▸ **What the exercise asks**: Using the data below, report how many lines hold the word "false". Include nothing else in the reply.

Page and application data records
····················

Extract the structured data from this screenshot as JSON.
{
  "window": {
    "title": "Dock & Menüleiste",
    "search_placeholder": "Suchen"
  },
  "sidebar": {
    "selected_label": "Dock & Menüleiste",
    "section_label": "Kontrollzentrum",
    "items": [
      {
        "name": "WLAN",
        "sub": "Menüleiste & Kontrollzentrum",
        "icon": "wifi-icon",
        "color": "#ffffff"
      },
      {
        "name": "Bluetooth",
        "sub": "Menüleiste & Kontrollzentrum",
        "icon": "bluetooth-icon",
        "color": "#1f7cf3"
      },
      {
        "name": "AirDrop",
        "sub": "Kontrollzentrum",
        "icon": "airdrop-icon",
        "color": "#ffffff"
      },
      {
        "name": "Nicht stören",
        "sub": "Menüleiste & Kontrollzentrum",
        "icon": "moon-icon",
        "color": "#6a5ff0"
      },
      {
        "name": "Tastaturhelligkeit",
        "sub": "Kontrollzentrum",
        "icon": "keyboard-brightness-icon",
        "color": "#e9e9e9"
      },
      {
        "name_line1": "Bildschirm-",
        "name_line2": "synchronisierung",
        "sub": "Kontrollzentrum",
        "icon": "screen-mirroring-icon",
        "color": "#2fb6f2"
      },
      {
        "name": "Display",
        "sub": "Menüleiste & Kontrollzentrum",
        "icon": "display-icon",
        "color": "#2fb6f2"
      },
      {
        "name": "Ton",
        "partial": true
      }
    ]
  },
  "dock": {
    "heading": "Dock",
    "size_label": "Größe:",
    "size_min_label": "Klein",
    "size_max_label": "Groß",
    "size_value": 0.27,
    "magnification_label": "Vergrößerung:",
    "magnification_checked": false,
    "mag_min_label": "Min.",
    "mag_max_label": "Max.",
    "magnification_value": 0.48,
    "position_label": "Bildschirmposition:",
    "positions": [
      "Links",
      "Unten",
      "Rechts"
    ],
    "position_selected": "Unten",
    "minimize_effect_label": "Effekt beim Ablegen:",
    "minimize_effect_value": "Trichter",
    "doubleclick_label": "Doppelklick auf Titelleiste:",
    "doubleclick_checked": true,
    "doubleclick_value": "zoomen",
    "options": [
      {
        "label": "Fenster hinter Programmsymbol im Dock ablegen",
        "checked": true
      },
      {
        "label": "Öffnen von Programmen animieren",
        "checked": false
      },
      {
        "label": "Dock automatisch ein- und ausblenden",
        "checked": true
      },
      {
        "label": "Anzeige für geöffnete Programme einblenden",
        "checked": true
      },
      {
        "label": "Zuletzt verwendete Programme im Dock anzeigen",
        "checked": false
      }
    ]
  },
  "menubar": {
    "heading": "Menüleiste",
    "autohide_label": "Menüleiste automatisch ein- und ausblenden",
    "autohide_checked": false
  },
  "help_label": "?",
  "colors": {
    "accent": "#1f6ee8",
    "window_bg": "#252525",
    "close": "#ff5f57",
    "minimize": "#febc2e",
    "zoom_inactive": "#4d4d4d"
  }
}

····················

▸ **Result of the exercise**: 4